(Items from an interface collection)

——————————

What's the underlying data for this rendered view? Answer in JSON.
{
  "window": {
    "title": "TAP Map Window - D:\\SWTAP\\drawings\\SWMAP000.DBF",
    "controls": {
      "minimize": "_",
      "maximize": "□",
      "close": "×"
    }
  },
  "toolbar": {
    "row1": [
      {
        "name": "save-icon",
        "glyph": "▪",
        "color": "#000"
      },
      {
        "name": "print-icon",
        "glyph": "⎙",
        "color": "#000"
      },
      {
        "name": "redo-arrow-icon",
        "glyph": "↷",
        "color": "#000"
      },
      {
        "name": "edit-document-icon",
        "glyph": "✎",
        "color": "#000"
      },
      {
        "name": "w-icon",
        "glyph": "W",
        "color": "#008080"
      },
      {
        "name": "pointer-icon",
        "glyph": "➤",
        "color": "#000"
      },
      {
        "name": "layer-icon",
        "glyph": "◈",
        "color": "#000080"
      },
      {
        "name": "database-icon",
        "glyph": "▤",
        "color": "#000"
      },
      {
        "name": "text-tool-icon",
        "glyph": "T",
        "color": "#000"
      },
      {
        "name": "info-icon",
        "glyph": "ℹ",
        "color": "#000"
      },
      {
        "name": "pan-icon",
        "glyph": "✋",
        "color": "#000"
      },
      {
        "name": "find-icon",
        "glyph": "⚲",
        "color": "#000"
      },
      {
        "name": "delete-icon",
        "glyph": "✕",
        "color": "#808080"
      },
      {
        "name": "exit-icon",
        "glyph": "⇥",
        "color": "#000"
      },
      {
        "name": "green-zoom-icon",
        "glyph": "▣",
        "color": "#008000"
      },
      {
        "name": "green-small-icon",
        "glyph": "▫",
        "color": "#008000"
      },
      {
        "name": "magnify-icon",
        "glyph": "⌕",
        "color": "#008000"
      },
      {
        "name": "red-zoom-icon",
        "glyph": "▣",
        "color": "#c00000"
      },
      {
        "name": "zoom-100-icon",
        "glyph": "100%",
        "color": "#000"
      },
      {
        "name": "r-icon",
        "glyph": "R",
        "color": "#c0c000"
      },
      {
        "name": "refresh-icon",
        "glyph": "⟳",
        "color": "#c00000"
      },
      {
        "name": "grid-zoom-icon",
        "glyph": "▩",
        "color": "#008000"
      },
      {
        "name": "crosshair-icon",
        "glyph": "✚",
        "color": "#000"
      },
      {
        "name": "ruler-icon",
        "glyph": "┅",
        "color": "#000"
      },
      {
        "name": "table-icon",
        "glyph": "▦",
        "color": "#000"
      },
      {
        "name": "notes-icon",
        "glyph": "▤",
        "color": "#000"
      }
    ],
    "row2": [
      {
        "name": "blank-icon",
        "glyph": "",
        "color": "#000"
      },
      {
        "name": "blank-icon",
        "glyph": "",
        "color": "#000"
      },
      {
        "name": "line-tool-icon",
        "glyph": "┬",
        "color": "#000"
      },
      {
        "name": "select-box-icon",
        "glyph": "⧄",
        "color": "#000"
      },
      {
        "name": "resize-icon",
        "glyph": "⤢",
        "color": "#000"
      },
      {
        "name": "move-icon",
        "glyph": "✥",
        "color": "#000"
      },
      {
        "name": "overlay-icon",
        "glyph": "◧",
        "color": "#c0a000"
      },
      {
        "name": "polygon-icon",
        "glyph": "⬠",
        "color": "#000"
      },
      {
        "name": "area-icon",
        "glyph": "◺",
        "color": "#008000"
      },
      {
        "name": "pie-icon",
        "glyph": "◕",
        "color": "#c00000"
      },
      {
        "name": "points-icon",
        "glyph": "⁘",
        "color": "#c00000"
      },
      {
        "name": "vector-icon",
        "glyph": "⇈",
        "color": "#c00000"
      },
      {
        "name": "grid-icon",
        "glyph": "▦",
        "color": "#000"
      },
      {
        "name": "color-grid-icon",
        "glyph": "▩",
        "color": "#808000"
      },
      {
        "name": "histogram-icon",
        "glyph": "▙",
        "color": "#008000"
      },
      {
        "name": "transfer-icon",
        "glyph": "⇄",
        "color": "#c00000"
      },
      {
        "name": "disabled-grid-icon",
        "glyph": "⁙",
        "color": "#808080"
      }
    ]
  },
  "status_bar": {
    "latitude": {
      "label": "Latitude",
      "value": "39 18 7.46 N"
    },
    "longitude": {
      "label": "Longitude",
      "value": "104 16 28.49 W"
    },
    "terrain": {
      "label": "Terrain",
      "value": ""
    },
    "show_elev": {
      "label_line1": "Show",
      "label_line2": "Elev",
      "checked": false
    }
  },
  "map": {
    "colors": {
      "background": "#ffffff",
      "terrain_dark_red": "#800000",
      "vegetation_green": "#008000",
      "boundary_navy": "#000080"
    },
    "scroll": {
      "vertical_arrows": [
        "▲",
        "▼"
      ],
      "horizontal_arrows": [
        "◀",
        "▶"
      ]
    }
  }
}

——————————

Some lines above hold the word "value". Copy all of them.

◆ Written response
      "value": "39 18 7.46 N"
      "value": "104 16 28.49 W"
      "value": ""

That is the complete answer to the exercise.